Report each line of the records below that uses the word "printf".

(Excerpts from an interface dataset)
^^^^^^^^^^^^^^^^

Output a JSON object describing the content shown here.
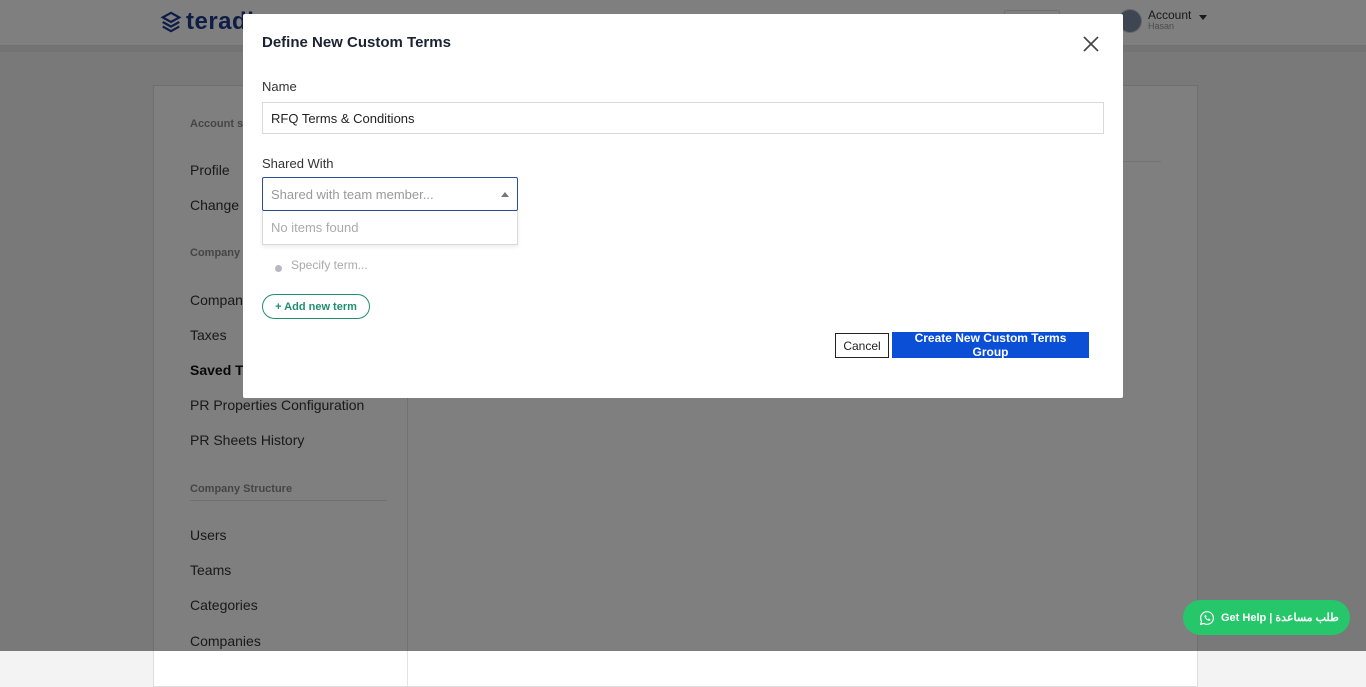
{
  "header": {
    "brand": "teradi",
    "account_label": "Account",
    "account_sub": "Hasan"
  },
  "sidebar": {
    "section_account": "Account s",
    "section_company": "Company",
    "section_structure": "Company Structure",
    "items": {
      "profile": "Profile",
      "change": "Change P",
      "company": "Company",
      "taxes": "Taxes",
      "saved_terms": "Saved Te",
      "pr_properties": "PR Properties Configuration",
      "pr_sheets": "PR Sheets History",
      "users": "Users",
      "teams": "Teams",
      "categories": "Categories",
      "companies": "Companies"
    }
  },
  "modal": {
    "title": "Define New Custom Terms",
    "name_label": "Name",
    "name_value": "RFQ Terms & Conditions",
    "shared_label": "Shared With",
    "shared_placeholder": "Shared with team member...",
    "dropdown_empty": "No items found",
    "term_placeholder": "Specify term...",
    "add_term": "+ Add new term",
    "cancel": "Cancel",
    "create": "Create New Custom Terms Group"
  },
  "help": {
    "label": "Get Help | طلب مساعدة"
  },
  "colors": {
    "brand": "#1a3a8a",
    "primary": "#0b4fd6",
    "accent_green": "#1f8f6f",
    "whatsapp": "#25c76a"
  }
}
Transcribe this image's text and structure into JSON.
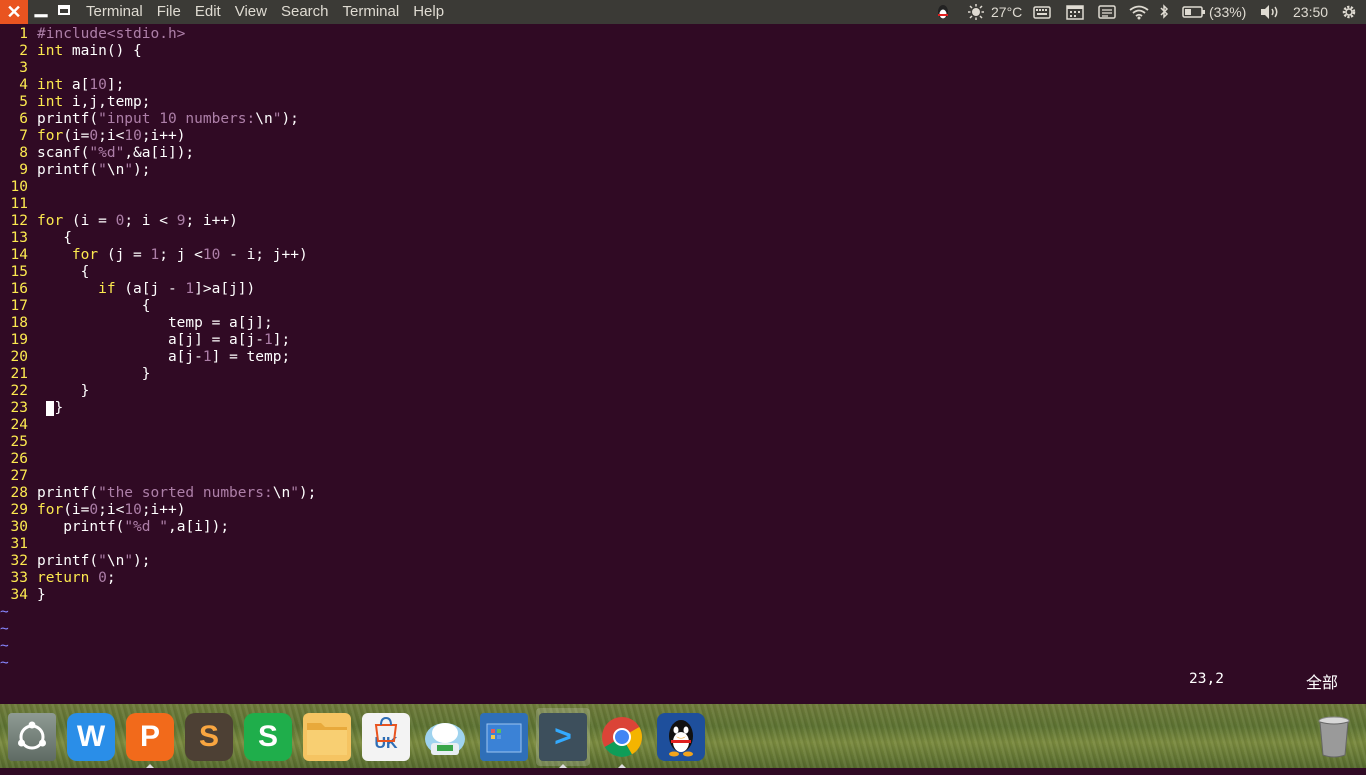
{
  "topbar": {
    "menus": [
      "Terminal",
      "File",
      "Edit",
      "View",
      "Search",
      "Terminal",
      "Help"
    ],
    "weather": "27°C",
    "battery": "(33%)",
    "clock": "23:50"
  },
  "editor": {
    "lines": [
      {
        "n": "1",
        "code": "#include<stdio.h>"
      },
      {
        "n": "2",
        "code": "int main() {"
      },
      {
        "n": "3",
        "code": ""
      },
      {
        "n": "4",
        "code": "int a[10];"
      },
      {
        "n": "5",
        "code": "int i,j,temp;"
      },
      {
        "n": "6",
        "code": "printf(\"input 10 numbers:\\n\");"
      },
      {
        "n": "7",
        "code": "for(i=0;i<10;i++)"
      },
      {
        "n": "8",
        "code": "scanf(\"%d\",&a[i]);"
      },
      {
        "n": "9",
        "code": "printf(\"\\n\");"
      },
      {
        "n": "10",
        "code": ""
      },
      {
        "n": "11",
        "code": ""
      },
      {
        "n": "12",
        "code": "for (i = 0; i < 9; i++)"
      },
      {
        "n": "13",
        "code": "   {"
      },
      {
        "n": "14",
        "code": "    for (j = 1; j <10 - i; j++)"
      },
      {
        "n": "15",
        "code": "     {"
      },
      {
        "n": "16",
        "code": "       if (a[j - 1]>a[j])"
      },
      {
        "n": "17",
        "code": "            {"
      },
      {
        "n": "18",
        "code": "               temp = a[j];"
      },
      {
        "n": "19",
        "code": "               a[j] = a[j-1];"
      },
      {
        "n": "20",
        "code": "               a[j-1] = temp;"
      },
      {
        "n": "21",
        "code": "            }"
      },
      {
        "n": "22",
        "code": "     }"
      },
      {
        "n": "23",
        "code": "  }"
      },
      {
        "n": "24",
        "code": ""
      },
      {
        "n": "25",
        "code": ""
      },
      {
        "n": "26",
        "code": ""
      },
      {
        "n": "27",
        "code": ""
      },
      {
        "n": "28",
        "code": "printf(\"the sorted numbers:\\n\");"
      },
      {
        "n": "29",
        "code": "for(i=0;i<10;i++)"
      },
      {
        "n": "30",
        "code": "   printf(\"%d \",a[i]);"
      },
      {
        "n": "31",
        "code": ""
      },
      {
        "n": "32",
        "code": "printf(\"\\n\");"
      },
      {
        "n": "33",
        "code": "return 0;"
      },
      {
        "n": "34",
        "code": "}"
      }
    ],
    "tilde": "~",
    "status_position": "23,2",
    "status_all": "全部"
  },
  "dock": {
    "items": [
      {
        "name": "dash-home-icon",
        "glyph": ""
      },
      {
        "name": "wps-writer-icon",
        "glyph": "W"
      },
      {
        "name": "wps-presentation-icon",
        "glyph": "P"
      },
      {
        "name": "sublime-text-icon",
        "glyph": "S"
      },
      {
        "name": "wps-spreadsheets-icon",
        "glyph": "S"
      },
      {
        "name": "files-folder-icon",
        "glyph": ""
      },
      {
        "name": "ubuntu-software-uk-icon",
        "glyph": "UK"
      },
      {
        "name": "screenshot-app-icon",
        "glyph": ""
      },
      {
        "name": "workspace-switcher-icon",
        "glyph": ""
      },
      {
        "name": "terminal-icon",
        "glyph": ">"
      },
      {
        "name": "chrome-browser-icon",
        "glyph": ""
      },
      {
        "name": "qq-penguin-icon",
        "glyph": ""
      },
      {
        "name": "trash-icon",
        "glyph": ""
      }
    ]
  },
  "colors": {
    "background": "#300a24",
    "line_numbers": "#fce94f",
    "keywords": "#fce94f",
    "strings_numbers": "#ad7fa8",
    "accent": "#e95420"
  }
}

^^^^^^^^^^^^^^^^

▶ _Solution to this exercise_
        "code": "printf(\"input 10 numbers:\\n\");"
        "code": "printf(\"\\n\");"
        "code": "printf(\"the sorted numbers:\\n\");"
        "code": "   printf(\"%d \",a[i]);"
        "code": "printf(\"\\n\");"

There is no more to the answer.